Ellen Julian of Peoplefluent has advice for business facing a skills shortage - look to the baby boomers. They are highly qualified, experienced and flexible, which can help mitigate a talent crunch and keep your business on track.
Tracey Middlemas of the Talent Function blog has advice on turning recruiting process pain points into opportunities by analyzing your current process and mapping how to future improvements.
Lots of recent research has shown that introverts are highly valuable in the workplace but can be overshadowed by the more gregarious and outgoing. The HireVue blog provides us with this guide to interviewing introverts and getting them to shine.
For those of you getting into social media in a big way, here's a guide to Twitter tools from the Devon Group.
Melissa Fairman of HR Remix compares HR to Washington's current political parties. Should be helpful for business executives who want to navigate internal politics. Melissa is another guest contributor here at Kapta and you can see her other posts here.
Jon Mertz of the Thin Difference blog writes that to gain trust, we must be believable so others will have confidence in our ability to keep our word, do our part, and follow through on expectations set. Read more about these four simple ways of building trust.

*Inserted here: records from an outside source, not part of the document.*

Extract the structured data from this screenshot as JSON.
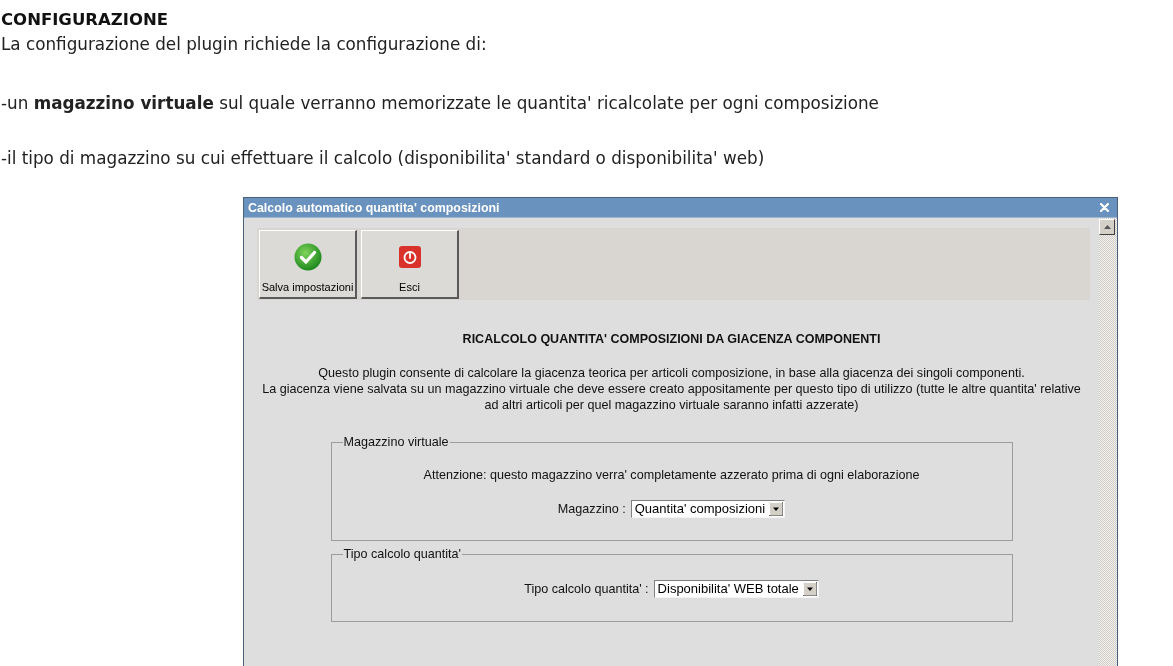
{
  "article": {
    "heading": "CONFIGURAZIONE",
    "paragraphs": [
      "La configurazione del plugin richiede la configurazione di:",
      "-un **magazzino virtuale** sul quale verranno memorizzate le quantita' ricalcolate per ogni composizione",
      "-il tipo di magazzino su cui effettuare il calcolo (disponibilita' standard o disponibilita' web)"
    ]
  },
  "dialog": {
    "title": "Calcolo automatico quantita' composizioni",
    "toolbar": [
      {
        "label": "Salva impostazioni",
        "kind": "save"
      },
      {
        "label": "Esci",
        "kind": "exit"
      }
    ],
    "heading": "RICALCOLO QUANTITA' COMPOSIZIONI DA GIACENZA COMPONENTI",
    "description": [
      "Questo plugin consente di calcolare la giacenza teorica per articoli composizione, in base alla giacenza dei singoli componenti.",
      "La giacenza viene salvata su un magazzino virtuale che deve essere creato appositamente per questo tipo di utilizzo (tutte le altre quantita' relative ad altri articoli per quel magazzino virtuale saranno infatti azzerate)"
    ],
    "groups": [
      {
        "legend": "Magazzino virtuale",
        "note": "Attenzione: questo magazzino verra' completamente azzerato prima di ogni elaborazione",
        "field": {
          "label": "Magazzino :",
          "value": "Quantita' composizioni"
        }
      },
      {
        "legend": "Tipo calcolo quantita'",
        "field": {
          "label": "Tipo calcolo quantita' :",
          "value": "Disponibilita' WEB totale"
        }
      }
    ]
  }
}
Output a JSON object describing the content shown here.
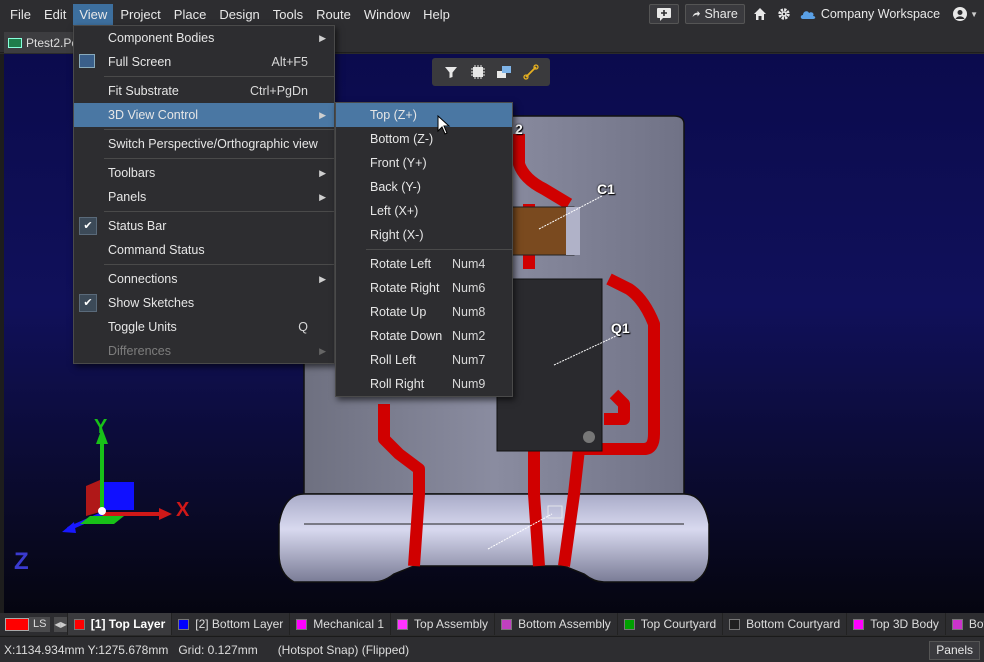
{
  "menubar": {
    "items": [
      "File",
      "Edit",
      "View",
      "Project",
      "Place",
      "Design",
      "Tools",
      "Route",
      "Window",
      "Help"
    ],
    "share_label": "Share",
    "workspace_label": "Company Workspace"
  },
  "doc_tab": {
    "label": "Ptest2.Pc"
  },
  "view_menu": {
    "component_bodies": "Component Bodies",
    "full_screen": "Full Screen",
    "full_screen_sc": "Alt+F5",
    "fit_substrate": "Fit Substrate",
    "fit_substrate_sc": "Ctrl+PgDn",
    "view_control": "3D View Control",
    "switch_persp": "Switch Perspective/Orthographic view",
    "toolbars": "Toolbars",
    "panels": "Panels",
    "status_bar": "Status Bar",
    "command_status": "Command Status",
    "connections": "Connections",
    "show_sketches": "Show Sketches",
    "toggle_units": "Toggle Units",
    "toggle_units_sc": "Q",
    "differences": "Differences"
  },
  "submenu": {
    "items": [
      {
        "label": "Top (Z+)",
        "sc": ""
      },
      {
        "label": "Bottom (Z-)",
        "sc": ""
      },
      {
        "label": "Front (Y+)",
        "sc": ""
      },
      {
        "label": "Back (Y-)",
        "sc": ""
      },
      {
        "label": "Left (X+)",
        "sc": ""
      },
      {
        "label": "Right (X-)",
        "sc": ""
      },
      {
        "label": "Rotate Left",
        "sc": "Num4"
      },
      {
        "label": "Rotate Right",
        "sc": "Num6"
      },
      {
        "label": "Rotate Up",
        "sc": "Num8"
      },
      {
        "label": "Rotate Down",
        "sc": "Num2"
      },
      {
        "label": "Roll Left",
        "sc": "Num7"
      },
      {
        "label": "Roll Right",
        "sc": "Num9"
      }
    ]
  },
  "canvas": {
    "label_c1": "C1",
    "label_q1": "Q1",
    "label_2": "2",
    "axis_x": "X",
    "axis_y": "Y",
    "axis_z": "Z"
  },
  "layerbar": {
    "ls_label": "LS",
    "layers": [
      {
        "label": "[1] Top Layer",
        "color": "#ff0000"
      },
      {
        "label": "[2] Bottom Layer",
        "color": "#0000ff"
      },
      {
        "label": "Mechanical 1",
        "color": "#ff00ff"
      },
      {
        "label": "Top Assembly",
        "color": "#ff33ff"
      },
      {
        "label": "Bottom Assembly",
        "color": "#c040c0"
      },
      {
        "label": "Top Courtyard",
        "color": "#00a000"
      },
      {
        "label": "Bottom Courtyard",
        "color": "#202020"
      },
      {
        "label": "Top 3D Body",
        "color": "#ff00ff"
      },
      {
        "label": "Both",
        "color": "#cc33cc"
      }
    ]
  },
  "statusbar": {
    "coords": "X:1134.934mm Y:1275.678mm",
    "grid": "Grid: 0.127mm",
    "snap": "(Hotspot Snap) (Flipped)",
    "panels": "Panels"
  }
}
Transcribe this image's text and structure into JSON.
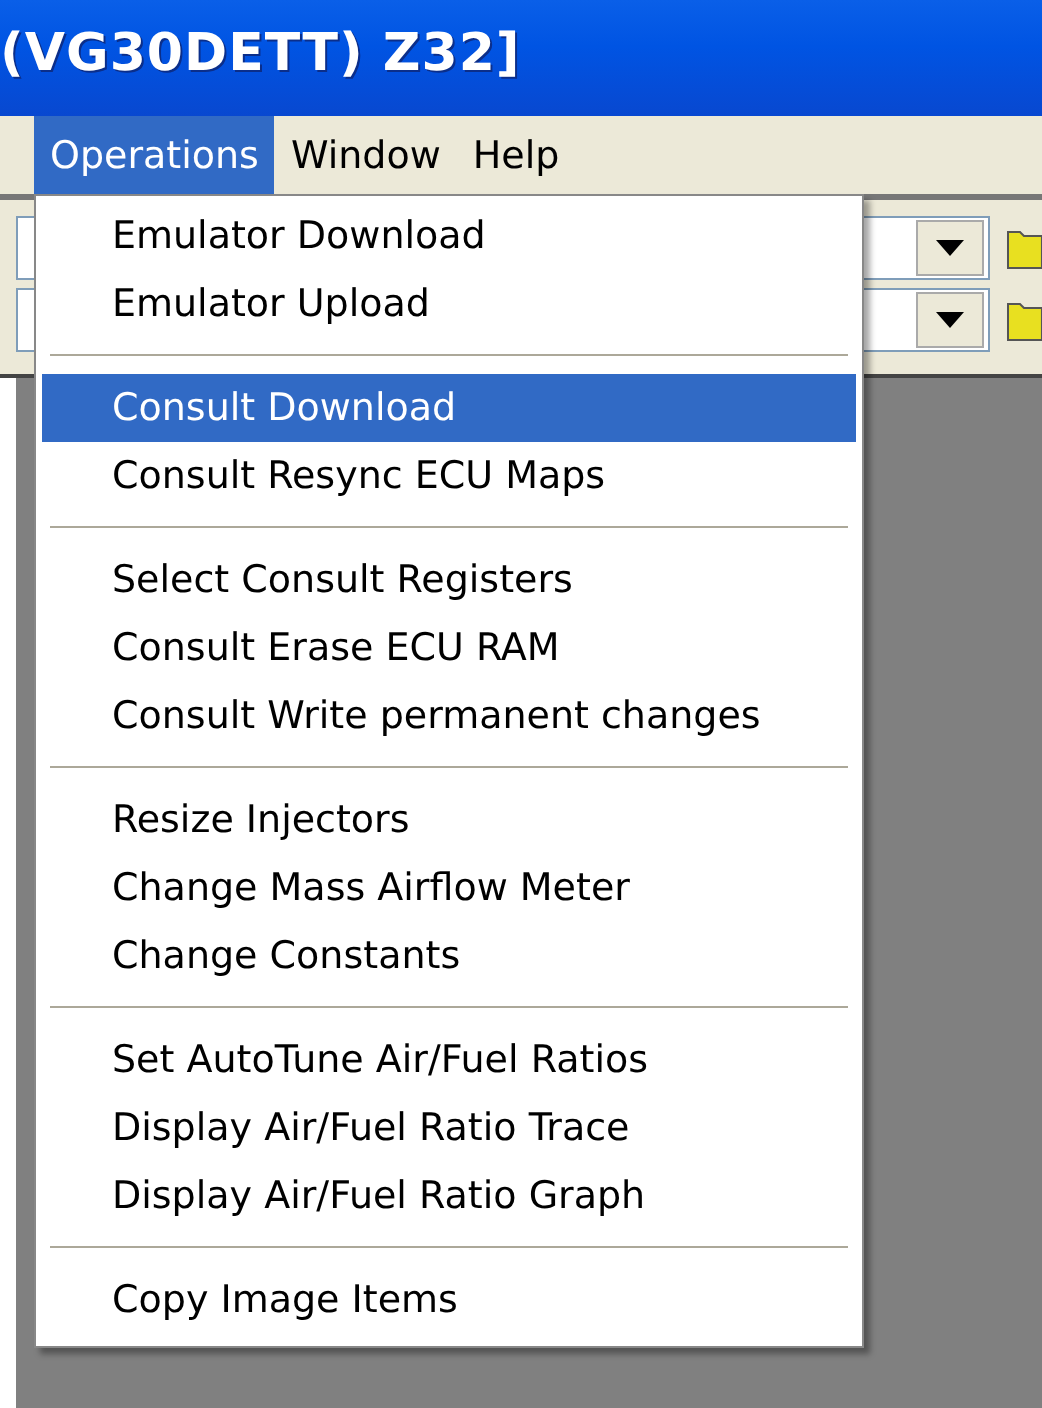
{
  "window": {
    "title": "(VG30DETT) Z32]"
  },
  "menubar": [
    {
      "label": "Operations",
      "selected": true
    },
    {
      "label": "Window",
      "selected": false
    },
    {
      "label": "Help",
      "selected": false
    }
  ],
  "menu": {
    "groups": [
      {
        "items": [
          {
            "label": "Emulator Download",
            "selected": false
          },
          {
            "label": "Emulator Upload",
            "selected": false
          }
        ]
      },
      {
        "items": [
          {
            "label": "Consult Download",
            "selected": true
          },
          {
            "label": "Consult Resync ECU Maps",
            "selected": false
          }
        ]
      },
      {
        "items": [
          {
            "label": "Select Consult Registers",
            "selected": false
          },
          {
            "label": "Consult Erase ECU RAM",
            "selected": false
          },
          {
            "label": "Consult Write permanent changes",
            "selected": false
          }
        ]
      },
      {
        "items": [
          {
            "label": "Resize Injectors",
            "selected": false
          },
          {
            "label": "Change Mass Airflow Meter",
            "selected": false
          },
          {
            "label": "Change Constants",
            "selected": false
          }
        ]
      },
      {
        "items": [
          {
            "label": "Set AutoTune Air/Fuel Ratios",
            "selected": false
          },
          {
            "label": "Display Air/Fuel Ratio Trace",
            "selected": false
          },
          {
            "label": "Display Air/Fuel Ratio Graph",
            "selected": false
          }
        ]
      },
      {
        "items": [
          {
            "label": "Copy Image Items",
            "selected": false
          }
        ]
      }
    ]
  }
}
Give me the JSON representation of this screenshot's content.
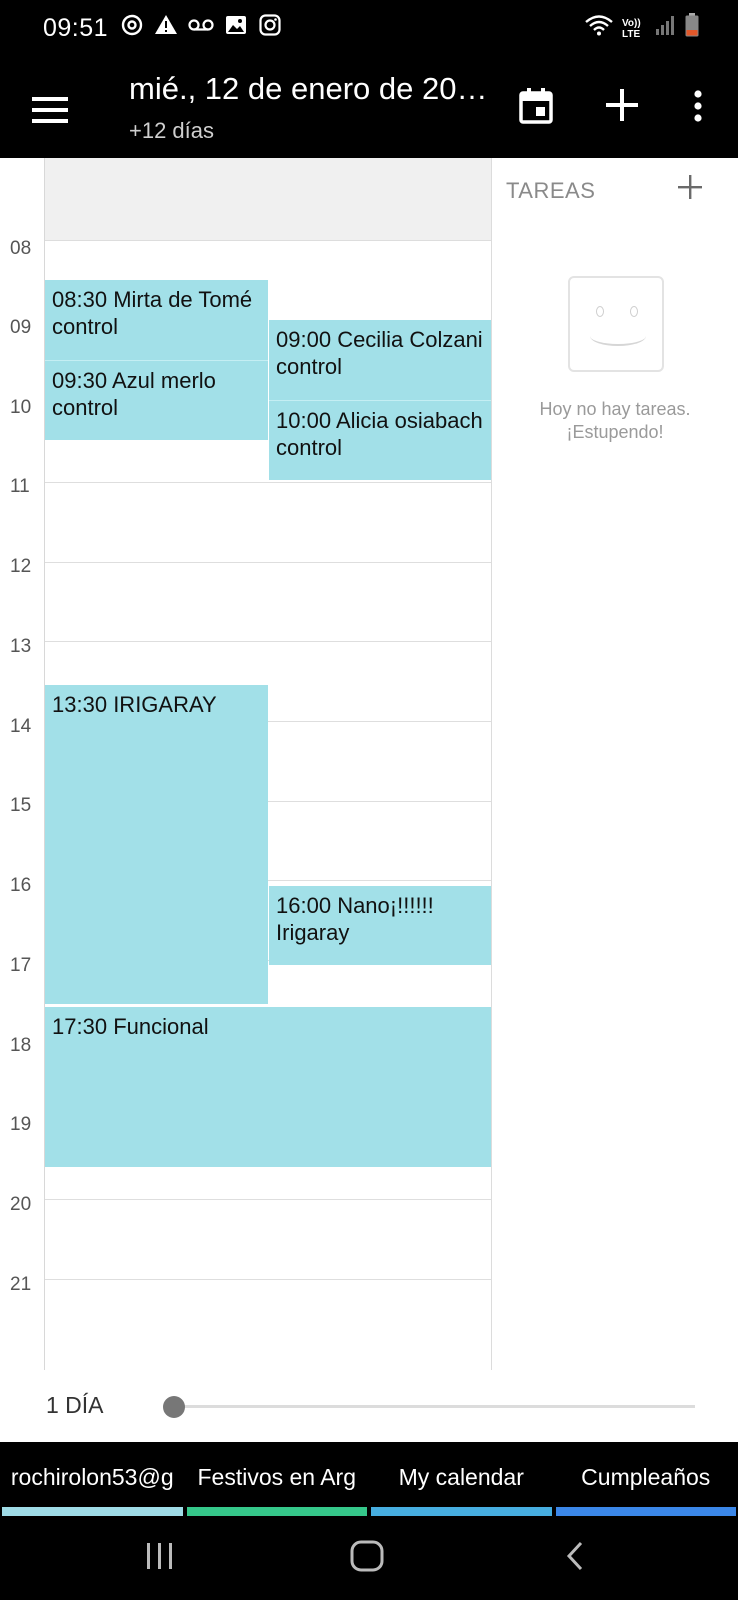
{
  "status_bar": {
    "time": "09:51",
    "left_icons": [
      "sync-icon",
      "warning-icon",
      "voicemail-icon",
      "image-icon",
      "instagram-icon"
    ],
    "right_icons": [
      "wifi-icon",
      "volte-icon",
      "signal-icon",
      "battery-icon"
    ],
    "volte_text": "Vo)) LTE"
  },
  "app_bar": {
    "title": "mié., 12 de enero de 20…",
    "subtitle": "+12 días"
  },
  "hours": [
    "08",
    "09",
    "10",
    "11",
    "12",
    "13",
    "14",
    "15",
    "16",
    "17",
    "18",
    "19",
    "20",
    "21"
  ],
  "events": [
    {
      "time": "08:30",
      "title": "Mirta de Tomé",
      "line2": "control"
    },
    {
      "time": "09:30",
      "title": "Azul merlo",
      "line2": "control"
    },
    {
      "time": "09:00",
      "title": "Cecilia Colzani",
      "line2": "control"
    },
    {
      "time": "10:00",
      "title": "Alicia osiabach",
      "line2": "control"
    },
    {
      "time": "13:30",
      "title": "IRIGARAY",
      "line2": ""
    },
    {
      "time": "16:00",
      "title": "Nano¡!!!!!!",
      "line2": "Irigaray"
    },
    {
      "time": "17:30",
      "title": "Funcional",
      "line2": ""
    }
  ],
  "tasks": {
    "title": "TAREAS",
    "empty_line1": "Hoy no hay tareas.",
    "empty_line2": "¡Estupendo!"
  },
  "zoom": {
    "label": "1 DÍA",
    "level": 0
  },
  "calendars": [
    {
      "label": "rochirolon53@g",
      "color": "#9fdbe6"
    },
    {
      "label": "Festivos en Arg",
      "color": "#35c78a"
    },
    {
      "label": "My calendar",
      "color": "#47aee0"
    },
    {
      "label": "Cumpleaños",
      "color": "#3b87e8"
    }
  ],
  "colors": {
    "event": "#a2e0e8",
    "bar": "#000000"
  }
}
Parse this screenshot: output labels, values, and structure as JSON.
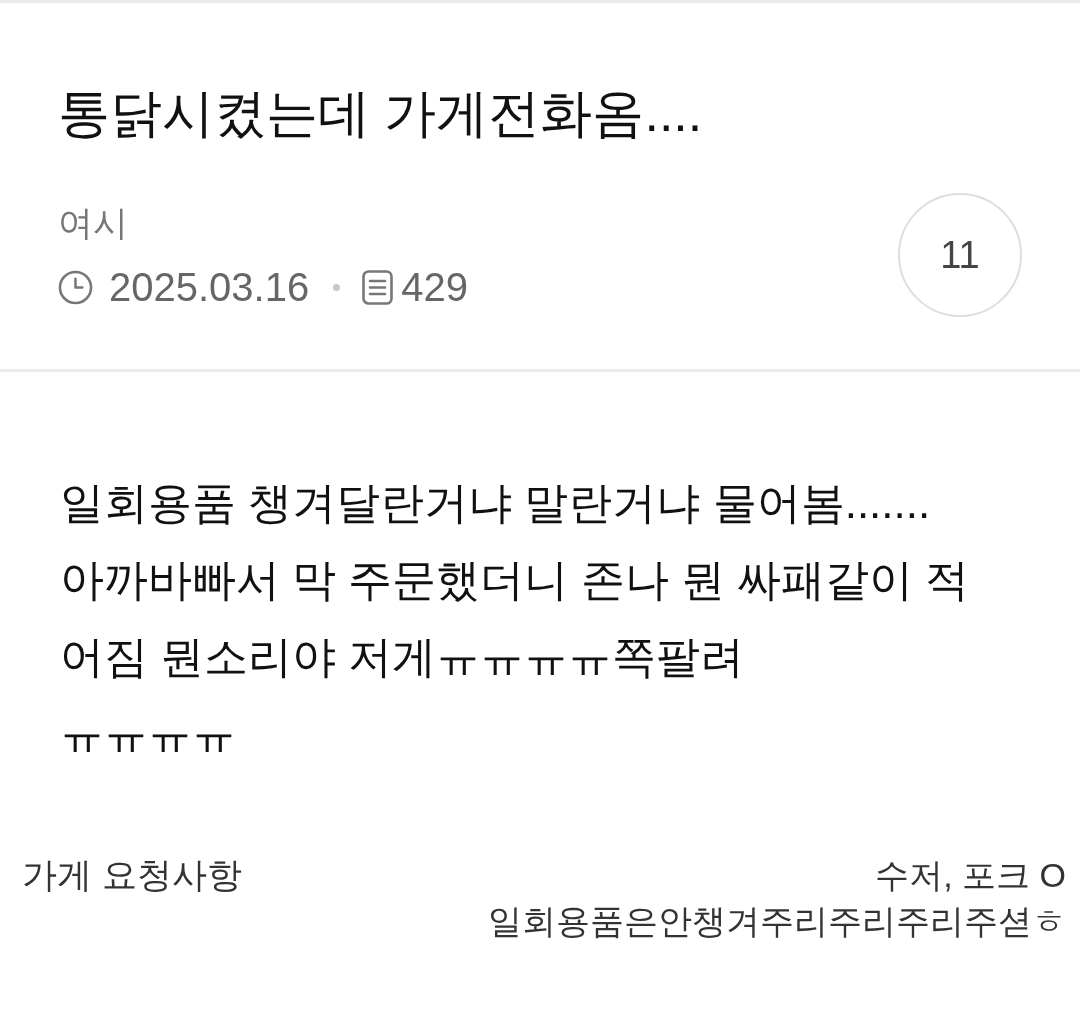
{
  "post": {
    "title": "통닭시켰는데 가게전화옴....",
    "author": "여시",
    "date": "2025.03.16",
    "views": "429",
    "comment_count": "11"
  },
  "body": {
    "text": "일회용품 챙겨달란거냐 말란거냐 물어봄.......\n아까바빠서 막 주문했더니 존나 뭔 싸패같이 적\n어짐 뭔소리야 저게ㅠㅠㅠㅠ쪽팔려\nㅠㅠㅠㅠ"
  },
  "attached_image": {
    "label": "가게 요청사항",
    "request_lines": [
      "수저, 포크 O",
      "일회용품은안챙겨주리주리주리주셛ㅎ"
    ]
  }
}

That wraps up this Carnival of HR - thanks for reading and thanks to all our guest contributors! Please visit the blogs of each of our contributors, and while you're at it, leave a message below - I'd love to hear from you on this topic.